(Required action) Word for word, output the data, with none of its pictures.

+++

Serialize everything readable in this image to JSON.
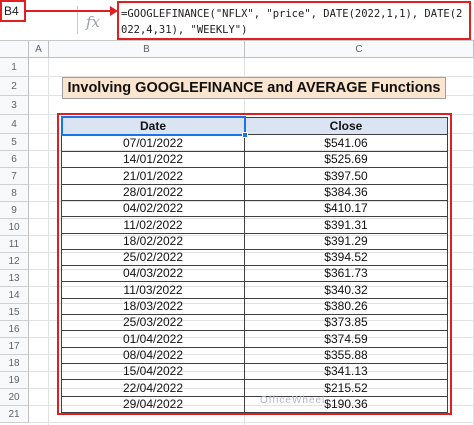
{
  "formula_bar": {
    "name_box": "B4",
    "fx": "fx",
    "formula": "=GOOGLEFINANCE(\"NFLX\", \"price\", DATE(2022,1,1), DATE(2022,4,31), \"WEEKLY\")"
  },
  "columns": [
    "A",
    "B",
    "C"
  ],
  "rows": [
    "1",
    "2",
    "3",
    "4",
    "5",
    "6",
    "7",
    "8",
    "9",
    "10",
    "11",
    "12",
    "13",
    "14",
    "15",
    "16",
    "17",
    "18",
    "19",
    "20",
    "21"
  ],
  "title": "Involving GOOGLEFINANCE and AVERAGE Functions",
  "table": {
    "headers": [
      "Date",
      "Close"
    ],
    "rows": [
      [
        "07/01/2022",
        "$541.06"
      ],
      [
        "14/01/2022",
        "$525.69"
      ],
      [
        "21/01/2022",
        "$397.50"
      ],
      [
        "28/01/2022",
        "$384.36"
      ],
      [
        "04/02/2022",
        "$410.17"
      ],
      [
        "11/02/2022",
        "$391.31"
      ],
      [
        "18/02/2022",
        "$391.29"
      ],
      [
        "25/02/2022",
        "$394.52"
      ],
      [
        "04/03/2022",
        "$361.73"
      ],
      [
        "11/03/2022",
        "$340.32"
      ],
      [
        "18/03/2022",
        "$380.26"
      ],
      [
        "25/03/2022",
        "$373.85"
      ],
      [
        "01/04/2022",
        "$374.59"
      ],
      [
        "08/04/2022",
        "$355.88"
      ],
      [
        "15/04/2022",
        "$341.13"
      ],
      [
        "22/04/2022",
        "$215.52"
      ],
      [
        "29/04/2022",
        "$190.36"
      ]
    ]
  },
  "watermark": "OfficeWheel",
  "colors": {
    "highlight": "#e02020",
    "header_fill": "#dbe4f3",
    "title_fill": "#fbe5cf",
    "selection": "#1a73e8"
  }
}
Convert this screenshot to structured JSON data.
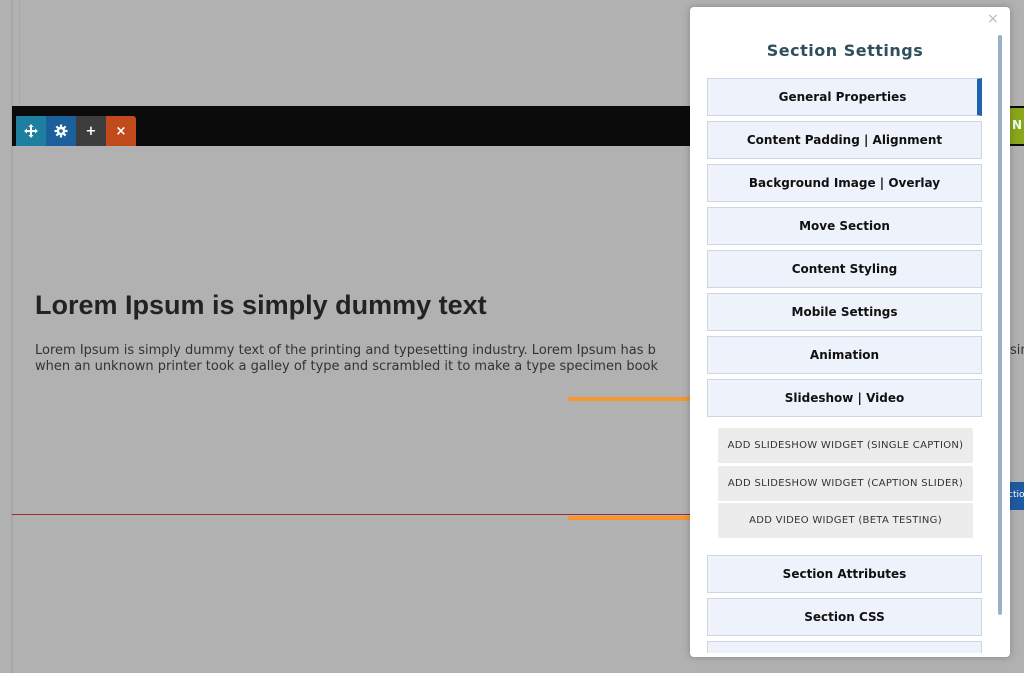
{
  "toolbar": {
    "move_icon": "move-arrows-icon",
    "settings_icon": "gear-icon",
    "add_label": "+",
    "close_label": "×"
  },
  "side_tabs": {
    "green_label": "N",
    "blue_label": "ctio"
  },
  "content": {
    "heading": "Lorem Ipsum is simply dummy text",
    "paragraph_line1": "Lorem Ipsum is simply dummy text of the printing and typesetting industry. Lorem Ipsum has b",
    "paragraph_line2": "when an unknown printer took a galley of type and scrambled it to make a type specimen book",
    "paragraph_overflow": "sin"
  },
  "modal": {
    "close_label": "×",
    "title": "Section Settings",
    "items": [
      {
        "label": "General Properties"
      },
      {
        "label": "Content Padding | Alignment"
      },
      {
        "label": "Background Image | Overlay"
      },
      {
        "label": "Move Section"
      },
      {
        "label": "Content Styling"
      },
      {
        "label": "Mobile Settings"
      },
      {
        "label": "Animation"
      },
      {
        "label": "Slideshow | Video"
      }
    ],
    "widgets": [
      {
        "label": "ADD SLIDESHOW WIDGET (SINGLE CAPTION)"
      },
      {
        "label": "ADD SLIDESHOW WIDGET (CAPTION SLIDER)"
      },
      {
        "label": "ADD VIDEO WIDGET (BETA TESTING)"
      }
    ],
    "items_after": [
      {
        "label": "Section Attributes"
      },
      {
        "label": "Section CSS"
      }
    ]
  },
  "colors": {
    "accent_blue": "#1f63b0",
    "arrow_orange": "#f5962e",
    "close_red": "#c04a1c",
    "backdrop": "#b1b1b1"
  }
}
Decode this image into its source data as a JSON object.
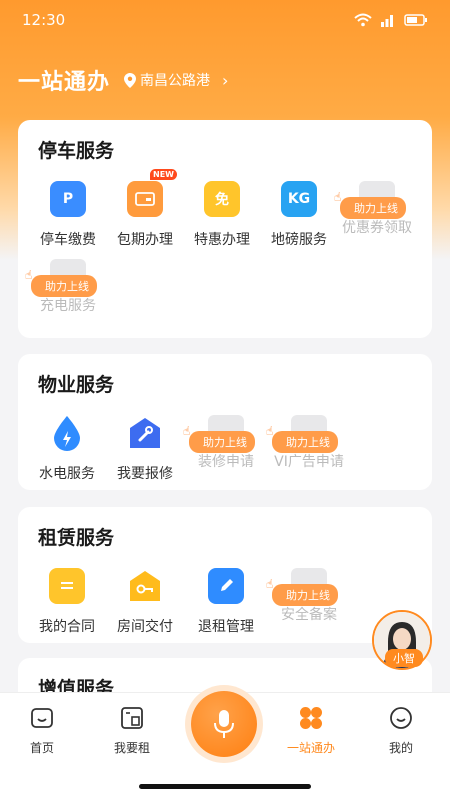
{
  "status_bar": {
    "time": "12:30"
  },
  "header": {
    "title": "一站通办",
    "location": "南昌公路港"
  },
  "boost_label": "助力上线",
  "new_badge": "NEW",
  "sections": {
    "parking": {
      "title": "停车服务",
      "items": [
        {
          "label": "停车缴费",
          "glyph": "P"
        },
        {
          "label": "包期办理",
          "glyph": ""
        },
        {
          "label": "特惠办理",
          "glyph": "免"
        },
        {
          "label": "地磅服务",
          "glyph": "KG"
        },
        {
          "label": "优惠券领取",
          "glyph": ""
        },
        {
          "label": "充电服务",
          "glyph": ""
        }
      ]
    },
    "property": {
      "title": "物业服务",
      "items": [
        {
          "label": "水电服务"
        },
        {
          "label": "我要报修"
        },
        {
          "label": "装修申请"
        },
        {
          "label": "VI广告申请"
        }
      ]
    },
    "rental": {
      "title": "租赁服务",
      "items": [
        {
          "label": "我的合同"
        },
        {
          "label": "房间交付"
        },
        {
          "label": "退租管理"
        },
        {
          "label": "安全备案"
        }
      ]
    },
    "value_added": {
      "title": "增值服务"
    }
  },
  "assistant": {
    "label": "小智"
  },
  "tabbar": {
    "home": "首页",
    "rent": "我要租",
    "services": "一站通办",
    "mine": "我的"
  },
  "colors": {
    "accent": "#ff8a1f",
    "disabled_text": "#bbbbbb"
  }
}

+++

(Response box)
Serialize everything readable in this image to JSON.
{
  "formula_bar": {
    "name_box": "B4",
    "fx": "fx",
    "formula": "=GOOGLEFINANCE(\"NFLX\", \"price\", DATE(2022,1,1), DATE(2022,4,31), \"WEEKLY\")"
  },
  "columns": [
    "A",
    "B",
    "C"
  ],
  "rows": [
    "1",
    "2",
    "3",
    "4",
    "5",
    "6",
    "7",
    "8",
    "9",
    "10",
    "11",
    "12",
    "13",
    "14",
    "15",
    "16",
    "17",
    "18",
    "19",
    "20",
    "21"
  ],
  "title": "Involving GOOGLEFINANCE and AVERAGE Functions",
  "table": {
    "headers": [
      "Date",
      "Close"
    ],
    "rows": [
      [
        "07/01/2022",
        "$541.06"
      ],
      [
        "14/01/2022",
        "$525.69"
      ],
      [
        "21/01/2022",
        "$397.50"
      ],
      [
        "28/01/2022",
        "$384.36"
      ],
      [
        "04/02/2022",
        "$410.17"
      ],
      [
        "11/02/2022",
        "$391.31"
      ],
      [
        "18/02/2022",
        "$391.29"
      ],
      [
        "25/02/2022",
        "$394.52"
      ],
      [
        "04/03/2022",
        "$361.73"
      ],
      [
        "11/03/2022",
        "$340.32"
      ],
      [
        "18/03/2022",
        "$380.26"
      ],
      [
        "25/03/2022",
        "$373.85"
      ],
      [
        "01/04/2022",
        "$374.59"
      ],
      [
        "08/04/2022",
        "$355.88"
      ],
      [
        "15/04/2022",
        "$341.13"
      ],
      [
        "22/04/2022",
        "$215.52"
      ],
      [
        "29/04/2022",
        "$190.36"
      ]
    ]
  },
  "watermark": "OfficeWheel",
  "colors": {
    "highlight": "#e02020",
    "header_fill": "#dbe4f3",
    "title_fill": "#fbe5cf",
    "selection": "#1a73e8"
  }
}
Convert this screenshot to structured JSON data.
{
  "toolbar": {
    "move_icon": "move-arrows-icon",
    "settings_icon": "gear-icon",
    "add_label": "+",
    "close_label": "×"
  },
  "side_tabs": {
    "green_label": "N",
    "blue_label": "ctio"
  },
  "content": {
    "heading": "Lorem Ipsum is simply dummy text",
    "paragraph_line1": "Lorem Ipsum is simply dummy text of the printing and typesetting industry. Lorem Ipsum has b",
    "paragraph_line2": "when an unknown printer took a galley of type and scrambled it to make a type specimen book",
    "paragraph_overflow": "sin"
  },
  "modal": {
    "close_label": "×",
    "title": "Section Settings",
    "items": [
      {
        "label": "General Properties"
      },
      {
        "label": "Content Padding | Alignment"
      },
      {
        "label": "Background Image | Overlay"
      },
      {
        "label": "Move Section"
      },
      {
        "label": "Content Styling"
      },
      {
        "label": "Mobile Settings"
      },
      {
        "label": "Animation"
      },
      {
        "label": "Slideshow | Video"
      }
    ],
    "widgets": [
      {
        "label": "ADD SLIDESHOW WIDGET (SINGLE CAPTION)"
      },
      {
        "label": "ADD SLIDESHOW WIDGET (CAPTION SLIDER)"
      },
      {
        "label": "ADD VIDEO WIDGET (BETA TESTING)"
      }
    ],
    "items_after": [
      {
        "label": "Section Attributes"
      },
      {
        "label": "Section CSS"
      }
    ]
  },
  "colors": {
    "accent_blue": "#1f63b0",
    "arrow_orange": "#f5962e",
    "close_red": "#c04a1c",
    "backdrop": "#b1b1b1"
  }
}
Decode this image into its source data as a JSON object.
{
  "status_bar": {
    "time": "12:30"
  },
  "header": {
    "title": "一站通办",
    "location": "南昌公路港"
  },
  "boost_label": "助力上线",
  "new_badge": "NEW",
  "sections": {
    "parking": {
      "title": "停车服务",
      "items": [
        {
          "label": "停车缴费",
          "glyph": "P"
        },
        {
          "label": "包期办理",
          "glyph": ""
        },
        {
          "label": "特惠办理",
          "glyph": "免"
        },
        {
          "label": "地磅服务",
          "glyph": "KG"
        },
        {
          "label": "优惠券领取",
          "glyph": ""
        },
        {
          "label": "充电服务",
          "glyph": ""
        }
      ]
    },
    "property": {
      "title": "物业服务",
      "items": [
        {
          "label": "水电服务"
        },
        {
          "label": "我要报修"
        },
        {
          "label": "装修申请"
        },
        {
          "label": "VI广告申请"
        }
      ]
    },
    "rental": {
      "title": "租赁服务",
      "items": [
        {
          "label": "我的合同"
        },
        {
          "label": "房间交付"
        },
        {
          "label": "退租管理"
        },
        {
          "label": "安全备案"
        }
      ]
    },
    "value_added": {
      "title": "增值服务"
    }
  },
  "assistant": {
    "label": "小智"
  },
  "tabbar": {
    "home": "首页",
    "rent": "我要租",
    "services": "一站通办",
    "mine": "我的"
  },
  "colors": {
    "accent": "#ff8a1f",
    "disabled_text": "#bbbbbb"
  }
}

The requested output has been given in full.